At the start of the Givenchy menswear show a voice on the soundtrack declared over and over a single message, “Now everything will be exactly the way you want it”.  A bold affirmation if ever there was one. And looking at the collection that followed, that statement seems to aptly underline the position designer Riccardo Tisci finds himself in at the moment.

“I really wanted to express myself, you know do something really strong,” said Tisci backstage after his show. “I wanted something ethnic and urban at the same time,” added the designer.

At this point in the print game, Tisci, has become a master of melding seemingly total incongruent elements into evocative imagery that always elicits a visceral reaction. This time the designer brought together imagery as far a field as computer motherboards, loud speakers, athletic jerseys, vintage photos of Masaï or Zulu warriors and even a dart board or two.

He mixed those motifs together with bold stripes and then proceeded to layer up his sporty “skater style” looks to further underline the connection this collection had to the African nations. As one model after another walked the runway in time with the pounding backbeat, their faces covered in fierce war paint, they progressively showed how Tisci extrapolated out on his idea of freedom, which was at the core of this collection. Besides the daring print work, Tisci also did it this via the forgiving proportions of the clothing that saw leggings paired with Bermuda shorts and wide cut tops, or suits worn with a coat tied around the waist to add a casual element to the tailoring.

And just when it felt as if the collection was starting to look a bit repetitive, with one intricately patterned outfit following the next, Tisci took a beat. Creating a pure white suit, and then one in black - just to show he could- before returning to his chosen print path.

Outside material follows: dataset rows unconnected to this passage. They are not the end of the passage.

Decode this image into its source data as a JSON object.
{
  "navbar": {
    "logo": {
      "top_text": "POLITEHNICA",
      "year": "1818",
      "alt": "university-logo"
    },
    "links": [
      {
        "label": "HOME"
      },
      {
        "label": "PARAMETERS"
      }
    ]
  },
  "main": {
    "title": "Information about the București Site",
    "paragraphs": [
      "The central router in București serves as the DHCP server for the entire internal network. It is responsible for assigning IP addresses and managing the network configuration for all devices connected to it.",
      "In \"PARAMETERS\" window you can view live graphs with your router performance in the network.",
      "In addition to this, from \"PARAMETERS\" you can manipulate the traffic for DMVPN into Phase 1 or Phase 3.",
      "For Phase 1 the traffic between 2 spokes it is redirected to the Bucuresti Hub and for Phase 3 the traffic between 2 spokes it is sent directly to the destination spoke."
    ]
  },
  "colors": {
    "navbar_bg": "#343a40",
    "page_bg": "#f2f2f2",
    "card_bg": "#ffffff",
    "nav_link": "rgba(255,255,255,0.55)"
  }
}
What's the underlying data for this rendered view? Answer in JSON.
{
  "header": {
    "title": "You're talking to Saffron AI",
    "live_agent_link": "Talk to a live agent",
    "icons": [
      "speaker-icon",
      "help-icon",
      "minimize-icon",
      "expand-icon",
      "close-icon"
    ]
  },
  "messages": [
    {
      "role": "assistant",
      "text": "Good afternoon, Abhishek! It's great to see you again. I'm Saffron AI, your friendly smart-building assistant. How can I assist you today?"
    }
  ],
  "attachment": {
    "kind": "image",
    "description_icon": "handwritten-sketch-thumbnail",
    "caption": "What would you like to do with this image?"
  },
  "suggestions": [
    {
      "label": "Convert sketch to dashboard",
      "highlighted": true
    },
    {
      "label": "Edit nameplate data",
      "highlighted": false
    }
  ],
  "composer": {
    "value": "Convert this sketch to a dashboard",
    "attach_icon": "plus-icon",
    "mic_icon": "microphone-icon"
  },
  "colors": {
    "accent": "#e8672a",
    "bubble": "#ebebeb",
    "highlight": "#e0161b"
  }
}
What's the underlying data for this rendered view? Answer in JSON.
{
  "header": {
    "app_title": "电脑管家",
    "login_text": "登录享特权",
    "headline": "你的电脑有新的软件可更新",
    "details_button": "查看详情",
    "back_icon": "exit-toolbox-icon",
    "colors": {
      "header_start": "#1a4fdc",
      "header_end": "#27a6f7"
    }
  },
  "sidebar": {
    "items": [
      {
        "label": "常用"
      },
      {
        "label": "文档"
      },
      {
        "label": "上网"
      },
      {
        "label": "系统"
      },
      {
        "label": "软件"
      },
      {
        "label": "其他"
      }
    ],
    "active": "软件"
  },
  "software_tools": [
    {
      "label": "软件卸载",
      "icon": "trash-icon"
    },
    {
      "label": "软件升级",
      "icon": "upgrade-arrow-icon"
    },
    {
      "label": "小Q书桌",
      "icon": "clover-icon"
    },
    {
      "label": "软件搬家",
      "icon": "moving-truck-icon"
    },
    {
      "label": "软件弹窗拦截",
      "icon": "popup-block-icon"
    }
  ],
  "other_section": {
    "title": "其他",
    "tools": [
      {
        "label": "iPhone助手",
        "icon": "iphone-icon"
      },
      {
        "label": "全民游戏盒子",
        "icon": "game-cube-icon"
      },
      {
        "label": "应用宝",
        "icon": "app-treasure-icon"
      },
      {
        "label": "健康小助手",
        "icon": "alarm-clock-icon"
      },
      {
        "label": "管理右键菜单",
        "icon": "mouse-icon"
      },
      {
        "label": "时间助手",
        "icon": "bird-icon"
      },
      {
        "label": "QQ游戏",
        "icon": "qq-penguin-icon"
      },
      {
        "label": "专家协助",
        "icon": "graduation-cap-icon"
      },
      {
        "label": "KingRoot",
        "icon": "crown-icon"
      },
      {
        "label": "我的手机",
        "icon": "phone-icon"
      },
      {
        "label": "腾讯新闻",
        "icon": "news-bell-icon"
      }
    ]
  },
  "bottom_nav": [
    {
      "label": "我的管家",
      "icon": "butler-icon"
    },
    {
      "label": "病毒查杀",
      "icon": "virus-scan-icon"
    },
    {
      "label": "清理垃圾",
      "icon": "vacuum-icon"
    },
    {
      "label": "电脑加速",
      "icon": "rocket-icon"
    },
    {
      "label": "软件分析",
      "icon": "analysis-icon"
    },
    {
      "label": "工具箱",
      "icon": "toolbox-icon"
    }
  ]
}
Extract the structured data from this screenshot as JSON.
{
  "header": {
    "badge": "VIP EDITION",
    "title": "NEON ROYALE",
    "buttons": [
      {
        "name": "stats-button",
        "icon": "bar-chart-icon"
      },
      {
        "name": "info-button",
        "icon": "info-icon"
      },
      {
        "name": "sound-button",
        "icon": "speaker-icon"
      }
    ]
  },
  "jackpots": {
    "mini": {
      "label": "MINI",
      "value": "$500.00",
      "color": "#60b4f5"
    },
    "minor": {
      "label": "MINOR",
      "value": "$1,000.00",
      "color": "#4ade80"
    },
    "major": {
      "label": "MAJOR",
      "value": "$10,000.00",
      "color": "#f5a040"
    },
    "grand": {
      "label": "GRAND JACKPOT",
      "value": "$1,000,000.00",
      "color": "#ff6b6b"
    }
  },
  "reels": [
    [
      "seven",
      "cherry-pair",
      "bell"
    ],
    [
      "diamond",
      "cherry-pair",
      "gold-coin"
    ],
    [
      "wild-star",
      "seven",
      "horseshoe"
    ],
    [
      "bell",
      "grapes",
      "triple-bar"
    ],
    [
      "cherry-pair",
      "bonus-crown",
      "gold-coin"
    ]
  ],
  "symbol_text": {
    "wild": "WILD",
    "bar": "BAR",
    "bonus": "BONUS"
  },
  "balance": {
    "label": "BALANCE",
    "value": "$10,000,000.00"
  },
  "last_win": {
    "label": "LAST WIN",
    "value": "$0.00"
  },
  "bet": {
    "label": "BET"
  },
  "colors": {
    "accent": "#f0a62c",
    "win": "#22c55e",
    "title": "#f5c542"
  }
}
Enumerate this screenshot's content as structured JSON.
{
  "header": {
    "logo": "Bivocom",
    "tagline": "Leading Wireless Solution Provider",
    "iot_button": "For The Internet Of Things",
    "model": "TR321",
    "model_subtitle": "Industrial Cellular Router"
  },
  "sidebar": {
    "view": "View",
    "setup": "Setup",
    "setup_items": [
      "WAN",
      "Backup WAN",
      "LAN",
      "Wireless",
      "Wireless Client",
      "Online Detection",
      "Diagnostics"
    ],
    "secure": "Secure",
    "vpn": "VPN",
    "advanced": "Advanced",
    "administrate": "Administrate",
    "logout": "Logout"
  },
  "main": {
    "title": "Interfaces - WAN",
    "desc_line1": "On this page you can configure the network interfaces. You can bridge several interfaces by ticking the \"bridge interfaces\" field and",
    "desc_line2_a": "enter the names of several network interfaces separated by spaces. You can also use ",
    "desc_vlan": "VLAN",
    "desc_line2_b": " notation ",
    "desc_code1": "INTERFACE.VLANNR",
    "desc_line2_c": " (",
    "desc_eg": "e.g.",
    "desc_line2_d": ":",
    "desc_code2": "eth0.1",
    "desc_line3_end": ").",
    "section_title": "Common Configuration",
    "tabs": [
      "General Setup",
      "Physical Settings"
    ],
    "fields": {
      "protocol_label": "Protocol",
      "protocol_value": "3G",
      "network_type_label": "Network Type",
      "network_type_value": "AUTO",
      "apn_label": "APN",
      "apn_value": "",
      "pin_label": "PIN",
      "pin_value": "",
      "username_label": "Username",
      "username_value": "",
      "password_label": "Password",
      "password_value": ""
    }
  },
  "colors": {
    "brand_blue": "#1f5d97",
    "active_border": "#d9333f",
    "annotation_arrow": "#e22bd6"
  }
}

The result was a dynamic wardrobe for a modern day urban warrior. One willing to do whatever it takes to join the Tisci tribe.

- Jessica Michault